What you have to do: What lines in the data below mention the string "место"? Copy them out.

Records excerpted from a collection
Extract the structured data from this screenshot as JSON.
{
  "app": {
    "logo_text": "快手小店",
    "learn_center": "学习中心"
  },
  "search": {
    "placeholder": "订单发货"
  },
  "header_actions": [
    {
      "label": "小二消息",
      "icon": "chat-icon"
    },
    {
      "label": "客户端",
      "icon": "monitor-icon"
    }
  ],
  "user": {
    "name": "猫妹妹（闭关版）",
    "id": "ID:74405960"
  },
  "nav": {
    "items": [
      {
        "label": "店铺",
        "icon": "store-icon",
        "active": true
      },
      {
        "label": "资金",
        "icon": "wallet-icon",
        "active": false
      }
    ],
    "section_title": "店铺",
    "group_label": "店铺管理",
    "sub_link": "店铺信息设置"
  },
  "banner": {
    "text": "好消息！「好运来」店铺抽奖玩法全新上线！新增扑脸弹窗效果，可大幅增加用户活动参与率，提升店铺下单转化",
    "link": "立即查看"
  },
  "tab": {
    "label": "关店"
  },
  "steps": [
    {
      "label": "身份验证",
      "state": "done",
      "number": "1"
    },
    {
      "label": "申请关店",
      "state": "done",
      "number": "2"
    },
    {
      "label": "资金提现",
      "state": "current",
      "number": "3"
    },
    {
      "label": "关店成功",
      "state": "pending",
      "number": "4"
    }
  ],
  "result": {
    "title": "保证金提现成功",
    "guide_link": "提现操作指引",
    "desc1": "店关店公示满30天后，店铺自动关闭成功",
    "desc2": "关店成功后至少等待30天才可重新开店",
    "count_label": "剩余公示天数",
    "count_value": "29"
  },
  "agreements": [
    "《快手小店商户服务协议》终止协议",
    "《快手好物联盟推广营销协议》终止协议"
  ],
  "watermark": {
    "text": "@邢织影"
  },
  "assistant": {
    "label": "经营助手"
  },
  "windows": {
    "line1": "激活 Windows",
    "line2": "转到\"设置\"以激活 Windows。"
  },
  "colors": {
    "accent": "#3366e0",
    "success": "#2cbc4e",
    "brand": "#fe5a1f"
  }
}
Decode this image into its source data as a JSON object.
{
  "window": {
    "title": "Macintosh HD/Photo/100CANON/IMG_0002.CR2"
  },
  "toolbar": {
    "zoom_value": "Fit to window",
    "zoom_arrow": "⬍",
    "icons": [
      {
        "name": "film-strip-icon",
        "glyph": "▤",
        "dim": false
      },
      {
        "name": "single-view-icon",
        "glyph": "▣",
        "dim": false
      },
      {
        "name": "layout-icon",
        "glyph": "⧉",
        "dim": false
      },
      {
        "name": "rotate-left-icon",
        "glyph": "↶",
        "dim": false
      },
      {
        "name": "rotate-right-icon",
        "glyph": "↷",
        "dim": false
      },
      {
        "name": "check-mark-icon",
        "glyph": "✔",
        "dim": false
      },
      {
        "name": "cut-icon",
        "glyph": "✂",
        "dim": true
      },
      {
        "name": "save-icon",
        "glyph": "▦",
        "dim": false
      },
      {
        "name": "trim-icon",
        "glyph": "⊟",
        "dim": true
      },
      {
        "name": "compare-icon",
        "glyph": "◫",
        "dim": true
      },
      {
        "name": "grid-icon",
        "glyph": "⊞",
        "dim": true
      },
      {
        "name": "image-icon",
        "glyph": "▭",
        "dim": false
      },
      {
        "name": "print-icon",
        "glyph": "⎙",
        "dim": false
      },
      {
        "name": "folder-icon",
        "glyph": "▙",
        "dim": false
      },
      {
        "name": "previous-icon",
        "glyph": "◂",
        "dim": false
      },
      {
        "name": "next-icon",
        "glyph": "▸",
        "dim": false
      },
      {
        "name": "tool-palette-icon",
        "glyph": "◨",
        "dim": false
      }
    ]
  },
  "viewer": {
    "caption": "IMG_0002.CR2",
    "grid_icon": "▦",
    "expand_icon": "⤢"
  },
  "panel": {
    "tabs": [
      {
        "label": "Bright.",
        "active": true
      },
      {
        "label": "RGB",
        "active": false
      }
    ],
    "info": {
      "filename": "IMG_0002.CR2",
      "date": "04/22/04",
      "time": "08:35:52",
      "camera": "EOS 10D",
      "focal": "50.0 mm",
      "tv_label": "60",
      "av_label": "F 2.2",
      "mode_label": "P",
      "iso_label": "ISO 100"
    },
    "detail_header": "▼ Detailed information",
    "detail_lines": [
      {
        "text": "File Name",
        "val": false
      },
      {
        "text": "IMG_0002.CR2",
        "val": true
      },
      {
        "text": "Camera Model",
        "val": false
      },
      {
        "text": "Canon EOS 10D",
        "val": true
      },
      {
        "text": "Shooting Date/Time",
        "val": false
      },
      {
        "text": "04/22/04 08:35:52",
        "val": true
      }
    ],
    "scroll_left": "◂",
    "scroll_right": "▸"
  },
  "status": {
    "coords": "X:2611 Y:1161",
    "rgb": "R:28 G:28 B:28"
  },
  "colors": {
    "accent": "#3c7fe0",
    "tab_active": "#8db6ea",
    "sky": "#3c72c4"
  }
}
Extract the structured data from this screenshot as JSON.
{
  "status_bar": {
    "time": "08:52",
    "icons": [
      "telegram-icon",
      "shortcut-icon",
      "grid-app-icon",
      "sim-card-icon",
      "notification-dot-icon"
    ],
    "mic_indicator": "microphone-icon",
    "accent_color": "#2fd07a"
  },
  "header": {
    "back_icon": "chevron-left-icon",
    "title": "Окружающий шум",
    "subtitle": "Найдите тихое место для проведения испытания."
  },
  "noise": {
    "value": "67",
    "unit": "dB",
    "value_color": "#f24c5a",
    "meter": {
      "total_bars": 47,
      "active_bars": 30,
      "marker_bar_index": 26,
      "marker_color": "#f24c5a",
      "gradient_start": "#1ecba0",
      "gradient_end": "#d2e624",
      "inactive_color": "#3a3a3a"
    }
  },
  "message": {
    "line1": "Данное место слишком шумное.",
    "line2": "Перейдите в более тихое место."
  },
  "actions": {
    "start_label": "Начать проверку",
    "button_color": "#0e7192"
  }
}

Exercise output:
    "subtitle": "Найдите тихое место для проведения испытания."
    "line1": "Данное место слишком шумное.",
    "line2": "Перейдите в более тихое место."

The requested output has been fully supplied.